Anyway, she called me because she no longer has concerns, is contemplating dismissal and wanted a second opinion. The language of instruction in his regular education preschool (5 full days a week) and speech therapy has been English. However, the SLP has interspersed and used Spanish words and phrases, but has faded them as he has acquired more English. I went to observe him and his speech was not impacting his ability to be understood by teachers and peers and/or use language to communicate with them in the classroom for educational purposes. The kicker is that according the the Spanish-speaking parent educator, the mother reported she still has concerns with his Spanish. I am interested in getting some opinions about the appropriateness of dismissing and anticipate this might spark some interest and controversy. However, we work in the public schools, so please give insight from that perspective. Respectfully submitted 4/12/07.

Joy

April 11, 2007

How does an SLP determine if an ELL's reading difficulties are due to their second language acquisiton or a disorder?

Keri

How can the SLP provide accurate and effective intervention that recognizes the diverse backgrounds of their diverse caseloads?

Kim

April 3, 2007

http://classweb.gmu.edu/accent/
Is an interesting website. It has profiles and information on about 400 different languages. It also has speech samples one can listen to for these languages. It may be helpful when diagnosing an articulation disorder vs. articulation difference.

Laura

I am a speech language pathologist working in a public school system. I am currently collaborating with collegues to discuss a variety of ELL issues as this is a growing caseload in our formerly English only middle class town. The town has limited ELL resources including access to translators. I would appreciate any input to the following questions that frequently arise:
1. How do we support L1 if there is not access L1 speakers other than in the home?
2. What should be the primary focus for an elementary age student with language delays in L1 but is in an English only school?
3. Are there specific strategies/resources recommneded to develop reading and academics in L2 at the higher grades (6-12)?
Thank you for your feedback. This is a fabulous resource for reliable research based information!

Debora

March 23, 2007

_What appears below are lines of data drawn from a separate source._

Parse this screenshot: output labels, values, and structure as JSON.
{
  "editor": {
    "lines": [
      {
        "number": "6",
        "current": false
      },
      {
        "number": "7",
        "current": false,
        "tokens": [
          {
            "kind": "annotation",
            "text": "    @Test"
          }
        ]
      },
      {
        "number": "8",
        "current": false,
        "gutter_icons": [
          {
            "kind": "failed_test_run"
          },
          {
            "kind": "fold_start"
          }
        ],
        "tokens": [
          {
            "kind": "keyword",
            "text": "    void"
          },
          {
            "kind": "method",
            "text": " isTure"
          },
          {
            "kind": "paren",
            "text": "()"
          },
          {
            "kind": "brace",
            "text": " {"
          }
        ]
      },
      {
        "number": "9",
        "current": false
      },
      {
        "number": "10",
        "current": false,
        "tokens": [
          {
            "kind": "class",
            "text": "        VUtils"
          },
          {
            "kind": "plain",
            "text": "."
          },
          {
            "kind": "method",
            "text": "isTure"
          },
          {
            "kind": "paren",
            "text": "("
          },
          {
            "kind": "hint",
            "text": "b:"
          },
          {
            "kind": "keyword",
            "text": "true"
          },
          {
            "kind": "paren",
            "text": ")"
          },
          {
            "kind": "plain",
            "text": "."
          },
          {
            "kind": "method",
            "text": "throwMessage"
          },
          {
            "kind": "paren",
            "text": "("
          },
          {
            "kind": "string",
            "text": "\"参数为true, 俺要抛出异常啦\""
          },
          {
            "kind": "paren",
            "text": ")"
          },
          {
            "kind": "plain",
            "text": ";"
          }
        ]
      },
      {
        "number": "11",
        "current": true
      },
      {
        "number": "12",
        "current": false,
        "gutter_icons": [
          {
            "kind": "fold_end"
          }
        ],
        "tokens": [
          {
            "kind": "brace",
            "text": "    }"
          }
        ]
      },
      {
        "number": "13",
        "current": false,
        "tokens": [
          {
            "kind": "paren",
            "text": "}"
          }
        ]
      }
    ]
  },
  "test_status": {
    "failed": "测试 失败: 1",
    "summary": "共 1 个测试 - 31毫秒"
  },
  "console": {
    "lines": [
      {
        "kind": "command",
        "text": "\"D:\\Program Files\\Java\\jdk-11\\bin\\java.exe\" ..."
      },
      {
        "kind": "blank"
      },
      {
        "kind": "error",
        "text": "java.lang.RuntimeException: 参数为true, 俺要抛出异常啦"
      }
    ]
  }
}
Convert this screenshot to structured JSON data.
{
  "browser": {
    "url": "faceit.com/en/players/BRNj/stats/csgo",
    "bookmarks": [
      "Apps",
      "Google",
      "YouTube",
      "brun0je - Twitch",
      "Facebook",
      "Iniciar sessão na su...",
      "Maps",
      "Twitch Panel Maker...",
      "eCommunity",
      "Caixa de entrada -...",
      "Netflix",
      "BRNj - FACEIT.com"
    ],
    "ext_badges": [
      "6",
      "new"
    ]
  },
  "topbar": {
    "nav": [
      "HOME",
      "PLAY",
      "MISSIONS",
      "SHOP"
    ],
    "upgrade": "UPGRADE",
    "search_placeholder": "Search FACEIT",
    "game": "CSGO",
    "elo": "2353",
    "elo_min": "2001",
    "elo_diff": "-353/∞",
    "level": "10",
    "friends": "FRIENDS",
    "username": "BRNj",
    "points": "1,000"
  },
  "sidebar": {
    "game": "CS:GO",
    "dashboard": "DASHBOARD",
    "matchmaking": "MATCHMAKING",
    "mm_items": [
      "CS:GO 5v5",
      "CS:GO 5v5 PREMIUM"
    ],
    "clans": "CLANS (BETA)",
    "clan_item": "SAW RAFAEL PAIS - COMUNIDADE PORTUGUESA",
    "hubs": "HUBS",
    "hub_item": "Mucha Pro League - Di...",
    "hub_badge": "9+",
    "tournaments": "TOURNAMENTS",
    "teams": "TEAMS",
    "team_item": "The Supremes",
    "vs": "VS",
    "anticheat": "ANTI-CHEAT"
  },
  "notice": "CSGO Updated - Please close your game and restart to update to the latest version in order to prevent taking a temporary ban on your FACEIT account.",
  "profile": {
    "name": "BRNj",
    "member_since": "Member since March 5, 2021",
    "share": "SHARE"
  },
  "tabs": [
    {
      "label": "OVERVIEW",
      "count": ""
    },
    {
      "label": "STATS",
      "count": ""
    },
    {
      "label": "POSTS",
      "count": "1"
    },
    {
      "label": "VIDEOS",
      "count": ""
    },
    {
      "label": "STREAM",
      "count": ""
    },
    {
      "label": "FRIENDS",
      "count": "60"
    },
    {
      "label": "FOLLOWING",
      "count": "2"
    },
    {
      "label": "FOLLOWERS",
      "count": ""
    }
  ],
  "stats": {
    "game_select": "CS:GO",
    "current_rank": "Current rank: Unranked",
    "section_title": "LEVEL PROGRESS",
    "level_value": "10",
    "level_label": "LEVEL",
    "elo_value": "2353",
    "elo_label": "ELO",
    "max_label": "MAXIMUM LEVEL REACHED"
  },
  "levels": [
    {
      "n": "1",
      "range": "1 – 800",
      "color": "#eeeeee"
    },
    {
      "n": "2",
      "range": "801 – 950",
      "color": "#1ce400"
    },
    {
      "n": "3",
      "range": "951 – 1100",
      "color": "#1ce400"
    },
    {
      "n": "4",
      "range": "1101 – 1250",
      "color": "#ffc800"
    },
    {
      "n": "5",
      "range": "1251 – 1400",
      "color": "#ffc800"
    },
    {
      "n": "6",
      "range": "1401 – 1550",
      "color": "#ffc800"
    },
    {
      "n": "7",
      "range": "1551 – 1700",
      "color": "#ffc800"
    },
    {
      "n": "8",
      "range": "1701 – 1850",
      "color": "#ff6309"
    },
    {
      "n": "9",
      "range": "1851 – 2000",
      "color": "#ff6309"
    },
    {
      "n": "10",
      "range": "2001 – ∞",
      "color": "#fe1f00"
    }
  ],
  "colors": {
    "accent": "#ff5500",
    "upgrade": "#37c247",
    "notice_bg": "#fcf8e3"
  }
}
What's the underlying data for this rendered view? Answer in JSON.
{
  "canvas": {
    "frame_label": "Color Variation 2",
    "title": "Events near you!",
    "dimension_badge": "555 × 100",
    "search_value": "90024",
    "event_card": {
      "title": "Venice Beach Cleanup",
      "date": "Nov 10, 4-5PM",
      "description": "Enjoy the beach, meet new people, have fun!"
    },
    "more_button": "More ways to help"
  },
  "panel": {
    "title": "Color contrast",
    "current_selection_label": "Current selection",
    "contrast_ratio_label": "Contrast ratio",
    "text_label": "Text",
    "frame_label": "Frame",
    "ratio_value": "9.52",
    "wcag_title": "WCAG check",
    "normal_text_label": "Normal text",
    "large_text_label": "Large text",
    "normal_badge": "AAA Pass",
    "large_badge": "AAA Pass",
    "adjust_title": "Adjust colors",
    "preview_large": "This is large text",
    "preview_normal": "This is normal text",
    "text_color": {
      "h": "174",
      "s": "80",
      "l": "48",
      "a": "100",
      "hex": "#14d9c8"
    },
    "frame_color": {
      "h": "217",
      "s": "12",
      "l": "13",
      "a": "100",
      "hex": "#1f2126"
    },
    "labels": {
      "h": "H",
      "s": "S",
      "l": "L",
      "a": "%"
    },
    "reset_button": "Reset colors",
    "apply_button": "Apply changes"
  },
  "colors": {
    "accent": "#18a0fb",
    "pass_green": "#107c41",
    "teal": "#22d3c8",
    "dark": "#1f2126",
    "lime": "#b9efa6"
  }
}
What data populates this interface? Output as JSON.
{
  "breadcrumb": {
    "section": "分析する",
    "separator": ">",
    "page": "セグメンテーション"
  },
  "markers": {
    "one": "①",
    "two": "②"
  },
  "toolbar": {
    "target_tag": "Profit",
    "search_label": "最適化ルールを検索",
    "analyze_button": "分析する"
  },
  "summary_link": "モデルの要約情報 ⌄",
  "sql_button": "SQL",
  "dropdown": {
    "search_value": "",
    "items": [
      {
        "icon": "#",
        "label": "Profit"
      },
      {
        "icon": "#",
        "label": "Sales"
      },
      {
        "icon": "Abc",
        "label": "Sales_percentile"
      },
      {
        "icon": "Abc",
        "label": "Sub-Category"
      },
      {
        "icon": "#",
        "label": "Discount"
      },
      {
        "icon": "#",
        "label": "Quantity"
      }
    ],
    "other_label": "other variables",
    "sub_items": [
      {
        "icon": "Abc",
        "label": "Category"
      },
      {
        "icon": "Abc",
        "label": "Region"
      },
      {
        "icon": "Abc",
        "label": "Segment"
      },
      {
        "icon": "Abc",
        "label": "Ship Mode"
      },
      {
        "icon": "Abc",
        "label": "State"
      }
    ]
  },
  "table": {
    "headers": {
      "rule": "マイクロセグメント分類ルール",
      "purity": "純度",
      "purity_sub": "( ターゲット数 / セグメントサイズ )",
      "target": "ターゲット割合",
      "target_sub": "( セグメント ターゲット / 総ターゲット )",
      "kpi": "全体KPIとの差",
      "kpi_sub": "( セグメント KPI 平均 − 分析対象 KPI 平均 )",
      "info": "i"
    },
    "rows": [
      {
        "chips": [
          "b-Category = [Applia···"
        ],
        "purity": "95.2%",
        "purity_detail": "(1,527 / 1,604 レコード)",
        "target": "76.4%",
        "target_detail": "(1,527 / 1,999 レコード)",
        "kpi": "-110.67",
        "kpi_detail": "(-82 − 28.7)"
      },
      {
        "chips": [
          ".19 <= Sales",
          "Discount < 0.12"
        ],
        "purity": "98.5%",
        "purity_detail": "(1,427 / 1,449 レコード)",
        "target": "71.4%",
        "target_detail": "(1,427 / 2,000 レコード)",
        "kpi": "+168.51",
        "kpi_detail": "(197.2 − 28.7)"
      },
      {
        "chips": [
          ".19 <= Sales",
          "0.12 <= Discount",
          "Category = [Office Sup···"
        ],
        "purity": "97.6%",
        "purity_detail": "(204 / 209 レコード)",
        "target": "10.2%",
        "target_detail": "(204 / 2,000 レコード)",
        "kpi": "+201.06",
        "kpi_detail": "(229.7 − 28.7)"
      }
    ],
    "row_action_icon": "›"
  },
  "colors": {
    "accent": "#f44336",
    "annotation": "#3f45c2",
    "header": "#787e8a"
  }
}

I work at a large elementary school (1,200 children on 4 tracks). This diversity includes a large population of children that fit the following profile:
Their dominant language at age 5 (kinder) is English. Their parents say "he's English only"; and does not speak the home language. But the language history often includes:
1)first words in a home language other than English;
2)history of being in daily daycare with a home language speaking relative when the child was a toddler;
3)as the child used more language, English became dominant because the household (siblings, cousins, parents) all spoke English
4)parents report minimal oral language "exchange"; (true give and take conversations) between the child and adults;
5)and the child's parents often speak to one another in the second language (which I would think reduces exposure to "adult"; English modeling).

Is there any emerging research to establish a timeline for English acquisition with such a mix of experiences? Or is the whole concept of ELLs everything and everything and nothing is clear cut? Parents often want to know why their "English only"; child is struggling as they're compared to their monolingual peers.
I wish I could reference more research to support the difference between "English only" as a monolingual vs. "English only"; as a child who has experience/exposure with another language.

Nancy